Records from a data collection:
::::

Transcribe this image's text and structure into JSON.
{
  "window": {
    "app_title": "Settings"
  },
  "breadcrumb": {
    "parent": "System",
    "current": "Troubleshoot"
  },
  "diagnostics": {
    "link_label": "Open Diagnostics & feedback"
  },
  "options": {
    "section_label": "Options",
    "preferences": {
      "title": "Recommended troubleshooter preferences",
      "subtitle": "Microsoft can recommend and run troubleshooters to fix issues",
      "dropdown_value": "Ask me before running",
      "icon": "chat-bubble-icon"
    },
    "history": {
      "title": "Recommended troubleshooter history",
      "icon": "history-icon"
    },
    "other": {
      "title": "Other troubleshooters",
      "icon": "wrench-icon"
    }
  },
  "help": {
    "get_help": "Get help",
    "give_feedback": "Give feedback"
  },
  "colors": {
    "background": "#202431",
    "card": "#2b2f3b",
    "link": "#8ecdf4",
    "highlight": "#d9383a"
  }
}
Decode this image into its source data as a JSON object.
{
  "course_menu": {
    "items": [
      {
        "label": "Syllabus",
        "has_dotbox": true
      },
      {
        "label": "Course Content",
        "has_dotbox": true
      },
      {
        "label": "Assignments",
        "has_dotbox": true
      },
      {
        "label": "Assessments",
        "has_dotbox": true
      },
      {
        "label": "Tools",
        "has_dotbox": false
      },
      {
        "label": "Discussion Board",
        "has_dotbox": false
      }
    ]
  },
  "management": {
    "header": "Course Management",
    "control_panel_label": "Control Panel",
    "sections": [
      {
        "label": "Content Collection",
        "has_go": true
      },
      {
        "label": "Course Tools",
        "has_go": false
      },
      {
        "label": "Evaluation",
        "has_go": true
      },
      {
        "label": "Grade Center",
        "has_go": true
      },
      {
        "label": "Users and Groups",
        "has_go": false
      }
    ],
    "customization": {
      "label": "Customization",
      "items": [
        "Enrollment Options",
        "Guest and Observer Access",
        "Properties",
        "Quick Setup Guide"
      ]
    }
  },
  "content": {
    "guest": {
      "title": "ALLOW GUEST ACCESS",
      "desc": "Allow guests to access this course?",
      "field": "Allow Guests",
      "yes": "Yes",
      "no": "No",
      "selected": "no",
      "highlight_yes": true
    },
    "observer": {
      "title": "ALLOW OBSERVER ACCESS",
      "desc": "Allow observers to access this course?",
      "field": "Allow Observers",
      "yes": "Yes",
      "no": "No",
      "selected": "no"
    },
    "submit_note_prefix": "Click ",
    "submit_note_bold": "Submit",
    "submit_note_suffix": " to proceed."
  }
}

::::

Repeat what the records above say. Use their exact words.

**WRITTEN REPLY**.
Transcribe this image's text and structure into JSON.
{
  "window": {
    "app_title": "Settings"
  },
  "breadcrumb": {
    "parent": "System",
    "current": "Troubleshoot"
  },
  "diagnostics": {
    "link_label": "Open Diagnostics & feedback"
  },
  "options": {
    "section_label": "Options",
    "preferences": {
      "title": "Recommended troubleshooter preferences",
      "subtitle": "Microsoft can recommend and run troubleshooters to fix issues",
      "dropdown_value": "Ask me before running",
      "icon": "chat-bubble-icon"
    },
    "history": {
      "title": "Recommended troubleshooter history",
      "icon": "history-icon"
    },
    "other": {
      "title": "Other troubleshooters",
      "icon": "wrench-icon"
    }
  },
  "help": {
    "get_help": "Get help",
    "give_feedback": "Give feedback"
  },
  "colors": {
    "background": "#202431",
    "card": "#2b2f3b",
    "link": "#8ecdf4",
    "highlight": "#d9383a"
  }
}
Decode this image into its source data as a JSON object.
{
  "course_menu": {
    "items": [
      {
        "label": "Syllabus",
        "has_dotbox": true
      },
      {
        "label": "Course Content",
        "has_dotbox": true
      },
      {
        "label": "Assignments",
        "has_dotbox": true
      },
      {
        "label": "Assessments",
        "has_dotbox": true
      },
      {
        "label": "Tools",
        "has_dotbox": false
      },
      {
        "label": "Discussion Board",
        "has_dotbox": false
      }
    ]
  },
  "management": {
    "header": "Course Management",
    "control_panel_label": "Control Panel",
    "sections": [
      {
        "label": "Content Collection",
        "has_go": true
      },
      {
        "label": "Course Tools",
        "has_go": false
      },
      {
        "label": "Evaluation",
        "has_go": true
      },
      {
        "label": "Grade Center",
        "has_go": true
      },
      {
        "label": "Users and Groups",
        "has_go": false
      }
    ],
    "customization": {
      "label": "Customization",
      "items": [
        "Enrollment Options",
        "Guest and Observer Access",
        "Properties",
        "Quick Setup Guide"
      ]
    }
  },
  "content": {
    "guest": {
      "title": "ALLOW GUEST ACCESS",
      "desc": "Allow guests to access this course?",
      "field": "Allow Guests",
      "yes": "Yes",
      "no": "No",
      "selected": "no",
      "highlight_yes": true
    },
    "observer": {
      "title": "ALLOW OBSERVER ACCESS",
      "desc": "Allow observers to access this course?",
      "field": "Allow Observers",
      "yes": "Yes",
      "no": "No",
      "selected": "no"
    },
    "submit_note_prefix": "Click ",
    "submit_note_bold": "Submit",
    "submit_note_suffix": " to proceed."
  }
}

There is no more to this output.